Component data from apps and pages:
◇ ◇ ◇

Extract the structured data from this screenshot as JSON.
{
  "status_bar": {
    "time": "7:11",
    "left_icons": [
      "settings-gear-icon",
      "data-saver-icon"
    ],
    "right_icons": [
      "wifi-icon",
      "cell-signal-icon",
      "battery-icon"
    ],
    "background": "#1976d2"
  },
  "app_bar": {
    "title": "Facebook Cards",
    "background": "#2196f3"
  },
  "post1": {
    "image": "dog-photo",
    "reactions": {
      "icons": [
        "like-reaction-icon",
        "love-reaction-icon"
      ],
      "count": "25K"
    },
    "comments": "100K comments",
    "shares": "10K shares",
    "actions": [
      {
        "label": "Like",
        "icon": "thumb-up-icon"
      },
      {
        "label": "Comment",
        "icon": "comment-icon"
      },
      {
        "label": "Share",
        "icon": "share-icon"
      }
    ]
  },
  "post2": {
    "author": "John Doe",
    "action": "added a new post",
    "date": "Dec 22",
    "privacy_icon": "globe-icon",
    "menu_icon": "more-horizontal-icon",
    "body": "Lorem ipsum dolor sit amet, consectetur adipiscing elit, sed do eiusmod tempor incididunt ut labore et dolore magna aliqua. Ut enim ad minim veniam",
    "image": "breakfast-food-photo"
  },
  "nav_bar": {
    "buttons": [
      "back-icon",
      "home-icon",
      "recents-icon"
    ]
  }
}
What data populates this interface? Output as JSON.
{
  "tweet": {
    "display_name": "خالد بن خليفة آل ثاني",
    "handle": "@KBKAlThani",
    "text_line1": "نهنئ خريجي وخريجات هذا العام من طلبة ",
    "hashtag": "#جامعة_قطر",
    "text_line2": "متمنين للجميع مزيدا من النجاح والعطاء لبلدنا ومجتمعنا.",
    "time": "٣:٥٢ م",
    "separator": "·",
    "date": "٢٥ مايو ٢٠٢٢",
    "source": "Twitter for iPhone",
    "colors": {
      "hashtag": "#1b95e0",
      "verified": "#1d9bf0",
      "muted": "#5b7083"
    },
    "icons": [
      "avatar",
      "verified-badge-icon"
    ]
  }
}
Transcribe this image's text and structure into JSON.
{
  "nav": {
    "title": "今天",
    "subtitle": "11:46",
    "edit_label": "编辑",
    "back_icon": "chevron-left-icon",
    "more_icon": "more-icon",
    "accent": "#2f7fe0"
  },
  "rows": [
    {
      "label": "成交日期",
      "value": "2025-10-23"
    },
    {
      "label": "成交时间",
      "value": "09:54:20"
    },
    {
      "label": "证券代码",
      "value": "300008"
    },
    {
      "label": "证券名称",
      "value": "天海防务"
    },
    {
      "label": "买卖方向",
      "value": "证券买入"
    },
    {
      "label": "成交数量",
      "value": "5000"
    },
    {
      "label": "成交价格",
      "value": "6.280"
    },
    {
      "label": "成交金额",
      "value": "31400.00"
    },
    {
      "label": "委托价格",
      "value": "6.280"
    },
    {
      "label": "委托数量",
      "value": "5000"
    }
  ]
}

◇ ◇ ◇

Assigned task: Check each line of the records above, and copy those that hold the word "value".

Reply to the exercise:
      "value": "2025-10-23"
      "value": "09:54:20"
      "value": "300008"
      "value": "天海防务"
      "value": "证券买入"
      "value": "5000"
      "value": "6.280"
      "value": "31400.00"
      "value": "6.280"
      "value": "5000"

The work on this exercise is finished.